No matter the size of your business, if you do any marketing whatsoever, you’ve probably asked yourself how much money you should spend. While there are “free” marketing channels, your time is not free, so nothing is truly free. That said, there are many different types of marketing, and the costs range widely.
Before we get into the actual dollars of what you should plan to spend, the first thing you need to do is identify your marketing goals. Are you aiming to acquire new customers, obtain repeat business from former/current customers, fundraise, or do you want brand/name recognition?
Your goal matters because that serves as the base for determining your marketing spend. For example, if you are looking to acquire new customers, you’d start by looking at how many new customers you gain in an average month or year and then calculate their average spend. If you know how much money you spent to acquire those customers (aka customer acquisition cost or CAC), even better!
From there, if your goal is to add 10% more customers, you can easily determine how many customers you want to get and what revenue you’d expect to bring in from them. You can even use that customer data to build a profile of your customer and work with a data specialist (shameless plug for our incredible team at Kirkwood Direct who do just this!) to find others that match the profile to market to.
Keeping with that example, you’ll want to look to spend anywhere from 2-10% of your expected revenue on your marketing. The range varies based on the media you choose. Social media advertising, for example, can be costly if you’re highly targeting and looking for clicks, while direct mail can range from inexpensive for a simple yet impactful postcard to more costly if you go for a high-end package.
You can also budget marketing spending based on your annual revenue and plan to spend roughly 6-8% of your gross revenue on your overall marketing for the year.
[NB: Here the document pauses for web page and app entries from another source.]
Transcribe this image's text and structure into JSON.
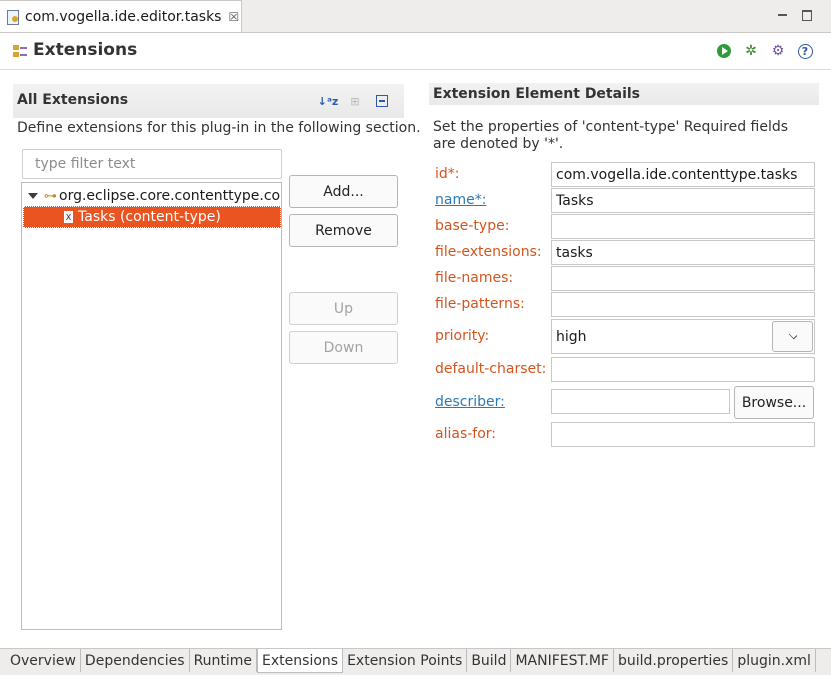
{
  "editor_tab": {
    "title": "com.vogella.ide.editor.tasks",
    "close_glyph": "☒"
  },
  "header": {
    "title": "Extensions"
  },
  "all_extensions": {
    "title": "All Extensions",
    "description": "Define extensions for this plug-in in the following section.",
    "filter_placeholder": "type filter text",
    "tree": {
      "parent_label": "org.eclipse.core.contenttype.contentTypes",
      "child_label": "Tasks (content-type)"
    },
    "buttons": {
      "add": "Add...",
      "remove": "Remove",
      "up": "Up",
      "down": "Down"
    }
  },
  "details": {
    "title": "Extension Element Details",
    "description": "Set the properties of 'content-type' Required fields are denoted by '*'.",
    "fields": {
      "id": {
        "label": "id*:",
        "value": "com.vogella.ide.contenttype.tasks"
      },
      "name": {
        "label": "name*:",
        "value": "Tasks"
      },
      "base_type": {
        "label": "base-type:",
        "value": ""
      },
      "file_extensions": {
        "label": "file-extensions:",
        "value": "tasks"
      },
      "file_names": {
        "label": "file-names:",
        "value": ""
      },
      "file_patterns": {
        "label": "file-patterns:",
        "value": ""
      },
      "priority": {
        "label": "priority:",
        "value": "high"
      },
      "default_charset": {
        "label": "default-charset:",
        "value": ""
      },
      "describer": {
        "label": "describer:",
        "value": "",
        "browse": "Browse..."
      },
      "alias_for": {
        "label": "alias-for:",
        "value": ""
      }
    }
  },
  "page_tabs": [
    "Overview",
    "Dependencies",
    "Runtime",
    "Extensions",
    "Extension Points",
    "Build",
    "MANIFEST.MF",
    "build.properties",
    "plugin.xml"
  ],
  "active_page_tab": "Extensions",
  "icons": {
    "editor_tab": "plugin-file-icon",
    "header": "extensions-icon",
    "run": "run-icon",
    "debug": "debug-icon",
    "help": "help-icon"
  },
  "colors": {
    "selection": "#e95420",
    "required_label": "#d4541e",
    "link_label": "#2a7ab8"
  }
}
What qualifies as marketing? Anything that gets dollars in the door for you, no matter what your business or organization does. Even non-profit organizations have to market heavily to solicit donations, and they are not immune to CAC. Think about the helpful or fun add-ons you get before you make a donation with some organizations; address stickers, gift tags, keychains, magnets, etc. Those cost the organization money but are part of the cost to acquire donors, and research has shown they work well.
But what about those people who you hear spent “nothing” on marketing? Didn’t our grandmothers tell us there’s no such thing as a free lunch? They were right. Marketing is never free, no matter what you may hear. Even the trending videos that so many people create to get eyes on their product cost money. Creators (even as business owners) have a cost. Time is money, and if you’re spending time building content for your business, that’s costing you time that you’re not working on other activities and should be factored into marketing budgets.
At the end of the day, there are three big things to remember when you’re trying to make cents of your marketing dollars… start with a goal, know your costs, and be reasonable. Marketing needs to be measurable, work for your budget, and be impactful. You don’t need to be an expert, either. Find a partner who can assist you so you can get back to focusing on what you do best, bringing in those dollars.
Kirkwood Direct’s expert services include marketing strategy, marketing plan consulting, graphic design for print and the web, printing, direct mail, and fulfillment. Let us help you make cents for your marketing, and spend those dollars wisely. Contact us today by giving us a call or filling out an online contact form.